The change was approved at a meeting of the Workers Party in the southern city of Curitiba, where Lula has been detained since April for corruption, while the clock marked the expiration of the period ordered by the court to appoint an alternate.
"The decision has been made," a party official told AFP.
Hundreds of followers of Lula gathered near the prison where he is being held. Haddad was expected to read a letter from his mentor there, anointing him as his political heir.
The decision comes less than two weeks after Brazil's Supreme Electoral Court ruled that the popular but polarizing former president can not run while serving his 12-year prison sentence.
Although he was imprisoned, Lula, 72, was the favorite in the polls, and his elimination from the race has turned the field around, catapulting right-wing populist Jair Bolsonaro.
Bolsonaro, a polarizing figure who has been criticized for outbursts deemed racist, misogynistic and homophobic, was stabbed while on campaign trail last week.
He is not expected to appear at any rally before the October 7 election, but he remains on the ballot.
Haddad, a former mayor of Sao Paulo who also served as Lula's education minister, faces a race against time with the first round of voting less than a month away.
His ability to hold on to Lula's base will be key if he and his future running mate, young Communist Manuela D'Avila, reach the second round, scheduled for October 28.
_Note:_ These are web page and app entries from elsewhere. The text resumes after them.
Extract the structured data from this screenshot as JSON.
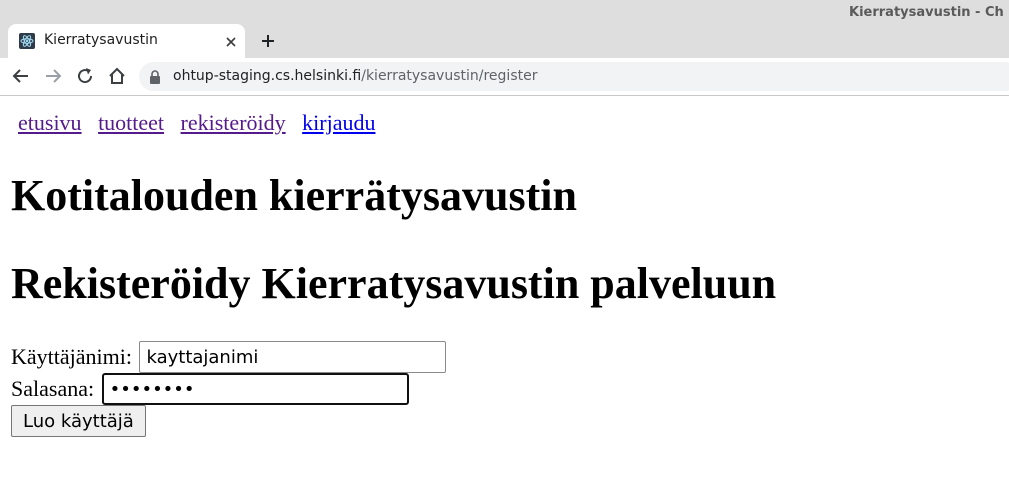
{
  "window": {
    "title": "Kierratysavustin - Ch"
  },
  "tab": {
    "title": "Kierratysavustin"
  },
  "address": {
    "host": "ohtup-staging.cs.helsinki.fi",
    "path": "/kierratysavustin/register"
  },
  "nav": {
    "items": [
      {
        "label": "etusivu",
        "visited": true
      },
      {
        "label": "tuotteet",
        "visited": true
      },
      {
        "label": "rekisteröidy",
        "visited": true
      },
      {
        "label": "kirjaudu",
        "visited": false
      }
    ]
  },
  "page": {
    "heading": "Kotitalouden kierrätysavustin",
    "subheading": "Rekisteröidy Kierratysavustin palveluun"
  },
  "form": {
    "username_label": "Käyttäjänimi:",
    "username_value": "kayttajanimi",
    "password_label": "Salasana:",
    "password_value": "salasana",
    "submit_label": "Luo käyttäjä"
  },
  "colors": {
    "link_visited": "#551a8b",
    "link_unvisited": "#0000ee",
    "chrome_bg": "#dedede"
  }
}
Clean blackboard rules
Haddad's political career put him at the center of the Workers' Party, but without leaving Lula's shadow, and the 55-year-old man has shown little of his mentor's star power.
A survey published Monday by Datafolha shows Haddad with nine percent support, five points more than a month ago.
That puts him in a mix of candidates who aspire to go to a second round of voting against Bolsonaro, who is currently at the front with 26 percent.
Lula supporters have camped in front of the federal police headquarters in Curitiba since his imprisonment.
The city is the epicenter of an extensive corruption investigation that has prosecuted dozens of politicians and business leaders, including Lula, who was president from 2003 to 2011.
He was convicted in July 2017 for accepting a bribe from a Brazilian construction company in the form of a luxury apartment by the sea in exchange for contracts with state oil company Petrobras.
Numerous appeals of sentencing and sentencing have failed, and his lawyers have also been unable to circumvent the rules that have kept Lula out of the vote.
He faces trial in five other cases, but insists that he is the innocent victim of prosecutions motivated by political motives to keep him out of the office.
A former metalworker, Lula rose as a union leader during the Brazilian military dictatorship, co-founding the Workers' Party in 1980.
His presidency was credited with having taken millions of people out of poverty through generous social programs, transforming his party into a political power.
He has won the last four presidential elections, the last two by Dilma Rousseff, the successor chosen by Lula who was overthrown by Congress in 2016, accused of manipulating federal budgets.
The current president Michel Temer, vice president of Rousseff, replaced her.